Conditions of Women
Tunisia stands out as the most progressive nation on women’s issues in the Arab region. Successive reforms of the national personal status code have achieved near gender equality. The government is committed to incorporating women into human development through attention to gender concerns. Although women’s position in Tunisia can still be improved, the government’s track record provides optimism for the future.
In the area of education, women in Tunisia have shown steady improvement. Female adult illiteracy has dropped 27 percent since 1980, but remains high at 42 percent. This number can be expected to drop further as the World Bank estimates that nearly 100 percent of both boys and girls were enrolled in primary education by 1998. Literacy has proven vital to women asserting their rights under the reformed personal status code. A government survey in 1991 found that 70 percent of illiterate women were unaware of their rights under the code. The Ministry of Women and Family Affairs has undertaken several national media campaigns to promote awareness of women’s rights.
Law of Personal Status
Women’s personal status in Tunisia is generally equal to that of men. The Tunisian Code of Personal Status does not contain explicit references to Islam, though Islamic values played a role in its crafting. The Tunisian government has sought to develop a new phase of Islamic thinking (ijtihad) distinct from the Islamic law in other Muslim countries. This new thinking has included reforms to create gender equality in the areas of marriage, divorce, child custody, and women’s social autonomy. The latest round of reforms in 1993 brought Tunisian law in accordance with international human rights standards. Supporters of the reforms do not see this as an abandonment of Islamic values, but rather as an evolution for the modern period. Problems have been reported in the enforcement of the reforms when they are contrary to social convention.
Women hold relatively few senior positions in the government (3 percent at the ministerial level) but there are a number of governmental bodies created to deal specifically with women’s issues. National institutions for women include the Ministry of Women and Family Affairs, the National Women and Development Commission, and the National Council of Women and the Family. In the 1999 parliamentary elections, women won 21 of the total 182 seats in the national government. Women have a higher level of representation at the local level, where 17 percent of municipal council members are female. President Bin Ali proclaimed on November 7, 2007 that the Constitutional Democratic Rally Party, of which he is the leader, will raise the ratio of women’s presence on its parliamentary and municipal election lists from 20% to at least 30%. He asserted that this positive discrimination in favor of women is in harmony with the development of Tunisian society, and makes Tunisian women responsible for preserving their gains and advancing them.

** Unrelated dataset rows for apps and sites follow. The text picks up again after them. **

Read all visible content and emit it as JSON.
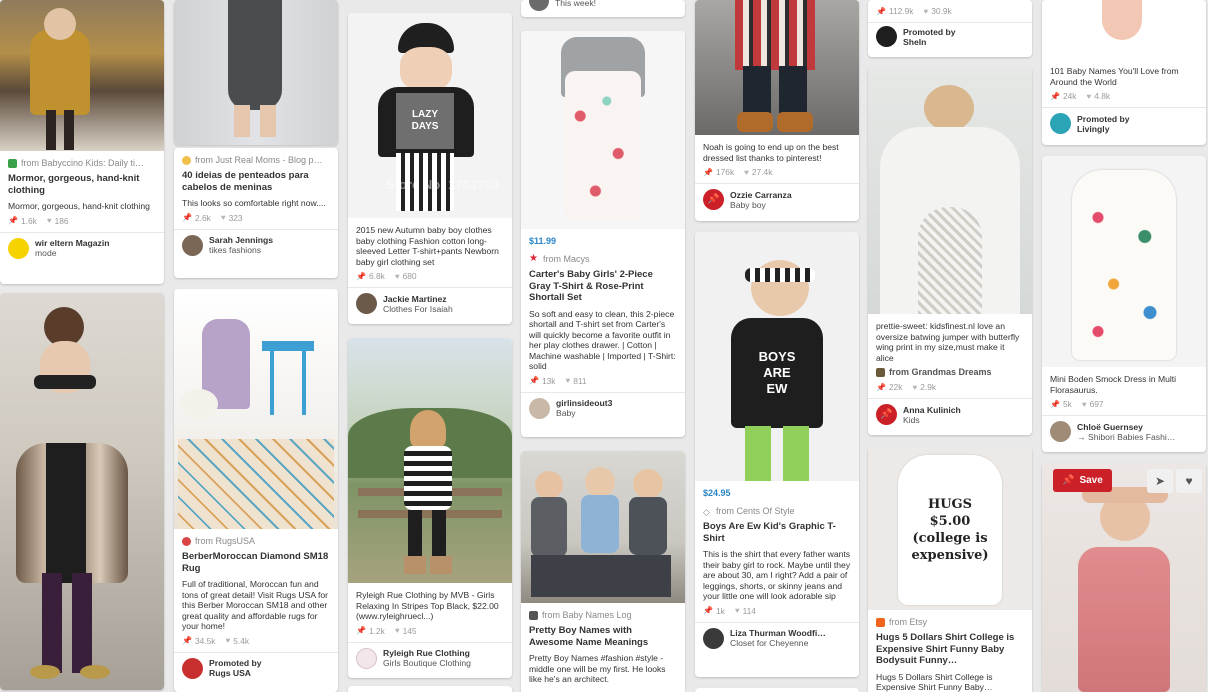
{
  "pins": {
    "p1": {
      "source": "from Babyccino Kids: Daily ti…",
      "title": "Mormor, gorgeous, hand-knit clothing",
      "desc": "Mormor, gorgeous, hand-knit clothing",
      "repins": "1.6k",
      "likes": "186",
      "user": "wir eltern Magazin",
      "board": "mode"
    },
    "p2": {},
    "p3": {
      "source": "from Just Real Moms - Blog p…",
      "title": "40 ideias de penteados para cabelos de meninas",
      "desc": "This looks so comfortable right now....",
      "repins": "2.6k",
      "likes": "323",
      "user": "Sarah Jennings",
      "board": "tikes fashions"
    },
    "p4": {
      "source": "from RugsUSA",
      "title": "BerberMoroccan Diamond SM18 Rug",
      "desc": "Full of traditional, Moroccan fun and tons of great detail! Visit Rugs USA for this Berber Moroccan SM18 and other great quality and affordable rugs for your home!",
      "repins": "34.5k",
      "likes": "5.4k",
      "promoted_label": "Promoted by",
      "user": "Rugs USA"
    },
    "p5": {
      "watermark": "Store No: 1763730",
      "shirt_text": "LAZY DAYS",
      "desc": "2015 new Autumn baby boy clothes baby clothing Fashion cotton long-sleeved Letter T-shirt+pants Newborn baby girl clothing set",
      "repins": "6.8k",
      "likes": "680",
      "user": "Jackie Martinez",
      "board": "Clothes For Isaiah"
    },
    "p6": {
      "desc": "Ryleigh Rue Clothing by MVB - Girls Relaxing In Stripes Top Black, $22.00 (www.ryleighruecl...)",
      "repins": "1.2k",
      "likes": "145",
      "user": "Ryleigh Rue Clothing",
      "board": "Girls Boutique Clothing"
    },
    "p7": {
      "desc": "This week!"
    },
    "p8": {
      "price": "$11.99",
      "source": "from Macys",
      "title": "Carter's Baby Girls' 2-Piece Gray T-Shirt & Rose-Print Shortall Set",
      "desc": "So soft and easy to clean, this 2-piece shortall and T-shirt set from Carter's will quickly become a favorite outfit in her play clothes drawer. | Cotton | Machine washable | Imported | T-Shirt: solid",
      "repins": "13k",
      "likes": "811",
      "user": "girlinsideout3",
      "board": "Baby"
    },
    "p9": {
      "source": "from Baby Names Log",
      "title": "Pretty Boy Names with Awesome Name Meanings",
      "desc": "Pretty Boy Names #fashion #style - middle one will be my first. He looks like he's an architect."
    },
    "p10": {
      "desc": "Noah is going to end up on the best dressed list thanks to pinterest!",
      "repins": "176k",
      "likes": "27.4k",
      "user": "Ozzie Carranza",
      "board": "Baby boy"
    },
    "p11": {
      "shirt_text": "BOYS ARE EW",
      "price": "$24.95",
      "source": "from Cents Of Style",
      "title": "Boys Are Ew Kid's Graphic T-Shirt",
      "desc": "This is the shirt that every father wants their baby girl to rock. Maybe until they are about 30, am I right? Add a pair of leggings, shorts, or skinny jeans and your little one will look adorable sip",
      "repins": "1k",
      "likes": "114",
      "user": "Liza Thurman Woodfi…",
      "board": "Closet for Cheyenne"
    },
    "p12": {
      "repins": "112.9k",
      "likes": "30.9k",
      "promoted_label": "Promoted by",
      "user": "Sheln"
    },
    "p13": {
      "desc": "prettie-sweet: kidsfinest.nl love an oversize batwing jumper with butterfly wing print in my size,must make it alice",
      "source": "from Grandmas Dreams",
      "repins": "22k",
      "likes": "2.9k",
      "user": "Anna Kulinich",
      "board": "Kids"
    },
    "p14": {
      "onesie_text": "HUGS $5.00 (college is expensive)",
      "source": "from Etsy",
      "title": "Hugs 5 Dollars Shirt College is Expensive Shirt Funny Baby Bodysuit Funny…",
      "desc": "Hugs 5 Dollars Shirt College is Expensive Shirt Funny Baby…"
    },
    "p15": {
      "desc": "101 Baby Names You'll Love from Around the World",
      "repins": "24k",
      "likes": "4.8k",
      "promoted_label": "Promoted by",
      "user": "Livingly"
    },
    "p16": {
      "desc": "Mini Boden Smock Dress in Multi Florasaurus.",
      "repins": "5k",
      "likes": "697",
      "user": "Chloë Guernsey",
      "board": "→ Shibori Babies Fashi…"
    },
    "p17": {
      "save_label": "Save"
    }
  },
  "icons": {
    "repin": "pin-icon",
    "like": "heart-icon",
    "send": "send-icon",
    "pinit": "pushpin-icon"
  }
}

Aside from government institutions, women are represented in politics by a number of civil society groups. The largest of these is the National Union of Tunisian Women (UNFT), a nationwide organization with government affiliations. The UNFT has undertaken national education campaigns for women. Other groups, such as the Association Tunisienne des Femmes Democrates, are active in debating and publicizing women’s issues. The Center for Studies, Research, Documentation and Information on Women (CREDIF), one of the leading research centers on women in the Arab region, is based in Tunisia. Several women’s organizations have been denied representation by the government. The first Tunisian woman to head a political party was elected on December 25, 2006.. Mrs. Al-Juraibi, 46 years old, was one of the founders of the Democratic Progressive Party in 1983.
Convention on the Elimination of All Forms of Discrimination Against Women (CEDAW)
Tunisia signed the Convention on the Elimination of all Forms of Discrimination Against Women (CEDAW) on September 20, 1985 with reservations as regards conflict with Islamic values.
Women comprise 31 percent of the workforce in Tunisia and 36 percent of women work. It is estimated that 1,500 women hold senior positions in businesses. President Ben Ali has made several public statements emphasizing the need to encourage women’s participation in economic development. The government has also sought to incorporate gender models in development planning. Tunisia has long taken a progressive position on women’s participation in the workforce; maternity leave policies and employment protections for mothers were established in 1966.
The Ministry of Defence announced on December 26, 2002 that mandatory military service would be imposed on Tunisian women in 2003, as a step designed to enhance gender equality. During the past few years some parliamentarians, including female members, have called for mandatory military service for Tunisian women. The Minister of Defence declared that women's recruitment would be gradually enforced.